Commercial banana and plantain farmers will be able to benefit from the $38-million Catastrophe Fund established by the Banana Board if they register by March 31.
The Catastrophe Fund supports the recovery of farmers in the industry affected by natural disasters.
General manager of the Banana Board, Janet Conie told JIS News that the board has been visiting communities to encourage registration. "We have been going out and educating farmers about the fund so more of them can participate. Participation has been increasing over the last five years. We are hoping that more farmers will take part so that where there is major damage, they can benefit," she said.
"It triggers only when there is a catastrophe, and this happens when 50 per cent of the area in production is damaged. The area is not necessarily an individual farm, it can be a parish," Conie added.
The Catastrophe Fund was developed mainly for export farmers in 2007, seeded with funding from the European Union valued at $31 million and funds from farmers valued at $7 million.
"We actually didn't use the fund until 2009, and we are operating it until today. The fund is growing. We have made four payouts so far for Tropical Storm Nicole, Hurricane Sandy, a flood in 2016, and of course we paid out last year after the tropical storm," Conie said.

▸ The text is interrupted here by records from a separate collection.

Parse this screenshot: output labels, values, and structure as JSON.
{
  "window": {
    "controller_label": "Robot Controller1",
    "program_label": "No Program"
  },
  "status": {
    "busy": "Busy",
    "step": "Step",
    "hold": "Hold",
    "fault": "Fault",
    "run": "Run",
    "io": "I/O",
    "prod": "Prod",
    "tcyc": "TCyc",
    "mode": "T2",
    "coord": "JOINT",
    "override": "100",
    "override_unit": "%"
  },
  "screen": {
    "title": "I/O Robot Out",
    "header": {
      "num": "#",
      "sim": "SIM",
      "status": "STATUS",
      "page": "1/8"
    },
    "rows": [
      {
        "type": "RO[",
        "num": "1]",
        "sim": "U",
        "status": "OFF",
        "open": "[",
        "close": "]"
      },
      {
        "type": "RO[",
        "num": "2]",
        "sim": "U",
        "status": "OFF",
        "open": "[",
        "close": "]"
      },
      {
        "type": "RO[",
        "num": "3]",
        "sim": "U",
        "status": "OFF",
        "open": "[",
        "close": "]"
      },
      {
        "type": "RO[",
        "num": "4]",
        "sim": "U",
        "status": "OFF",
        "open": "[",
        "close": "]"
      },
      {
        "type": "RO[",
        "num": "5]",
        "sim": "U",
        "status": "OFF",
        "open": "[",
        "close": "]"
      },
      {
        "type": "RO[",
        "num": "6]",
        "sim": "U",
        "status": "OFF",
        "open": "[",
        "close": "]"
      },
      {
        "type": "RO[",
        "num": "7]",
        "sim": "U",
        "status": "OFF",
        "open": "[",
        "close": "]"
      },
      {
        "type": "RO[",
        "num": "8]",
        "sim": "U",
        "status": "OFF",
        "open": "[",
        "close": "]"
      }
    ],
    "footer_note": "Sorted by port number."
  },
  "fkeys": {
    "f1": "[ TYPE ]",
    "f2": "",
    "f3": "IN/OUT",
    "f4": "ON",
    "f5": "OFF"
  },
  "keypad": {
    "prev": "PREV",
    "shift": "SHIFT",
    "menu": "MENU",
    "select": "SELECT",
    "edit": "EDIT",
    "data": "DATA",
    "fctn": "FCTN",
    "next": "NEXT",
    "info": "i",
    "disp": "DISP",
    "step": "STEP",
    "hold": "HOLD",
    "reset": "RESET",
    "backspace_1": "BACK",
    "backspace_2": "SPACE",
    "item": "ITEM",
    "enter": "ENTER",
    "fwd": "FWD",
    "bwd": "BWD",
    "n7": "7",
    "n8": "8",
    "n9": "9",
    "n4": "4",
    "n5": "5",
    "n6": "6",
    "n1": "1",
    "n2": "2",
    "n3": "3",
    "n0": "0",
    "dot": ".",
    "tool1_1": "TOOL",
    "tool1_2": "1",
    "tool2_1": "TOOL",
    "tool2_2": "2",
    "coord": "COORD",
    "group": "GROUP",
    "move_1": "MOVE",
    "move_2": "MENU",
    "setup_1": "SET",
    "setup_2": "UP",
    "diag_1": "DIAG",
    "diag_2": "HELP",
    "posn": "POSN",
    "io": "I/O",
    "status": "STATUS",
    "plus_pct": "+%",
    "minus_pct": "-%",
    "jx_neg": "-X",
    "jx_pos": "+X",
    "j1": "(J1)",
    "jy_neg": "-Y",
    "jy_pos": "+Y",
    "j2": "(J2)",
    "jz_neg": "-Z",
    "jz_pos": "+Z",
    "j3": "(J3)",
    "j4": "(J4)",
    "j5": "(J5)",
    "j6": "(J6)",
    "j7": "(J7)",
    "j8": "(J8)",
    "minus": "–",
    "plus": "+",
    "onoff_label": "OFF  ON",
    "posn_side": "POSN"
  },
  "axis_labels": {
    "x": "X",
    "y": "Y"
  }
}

Based on the operation of the fund, a catastrophe is regarded as a great and sudden disaster in a large number of groves in a wide area. It may result mainly from local cyclonic winds, storm surges and/or floods from continual rainfall.
"Climate change is the biggest thing now, and you know bananas are directly affected by that â€” but that has always been the case, even before climate change. If it gets too little water, it doesn't produce well. If it gets too much water, it easily affects the yield and quality if too much water sits in the root. Weather has always been a problem and so the Banana Board came into being for this very thing," Conie said.
The Banana Board is a statutory body enacted by Parliament in 1953 under the Banana Board Act. The board regulates all aspects of banana production and harvesting, quality standards, as well as risk management. It also manages the standards of production, which include crop agronomy and standards for disease control.
"We are also responsible for the value-added side because production is pulled by markets and markets are not just for fresh food. Bananas have...myriad..value-added products," Conie stated.
To register for the Catastrophe Fund, banana and plantain farmers should have at least one acre or one hectare of land.
"It has to be commercial [and] something that you live by, where you sell bananas and operate at the recommended standards for commercial production and you file what we call a production return for the year prior," she explained.
Farmers interested in registering will also have to pay a fee based on how many acres or hectares comprise their farms.
"It's $1,500 per acre if you registered last year. If you didn't register last year it is $2,000 per acre. If you want it in metric, persons who registered last year paid $3,750 per hectare. Those who did not will pay $5,000 per hectare," she said.
To meet the criteria for registration, fields will be assessed using the Global Positioning System (GPS)/Geographic Information System (GIS) validation as well as the board's extension officers.
To complete the registration process, banana and plantain farmers can visit the Banana Board's office or visit any parish office of the Rural Agricultural Development Authority.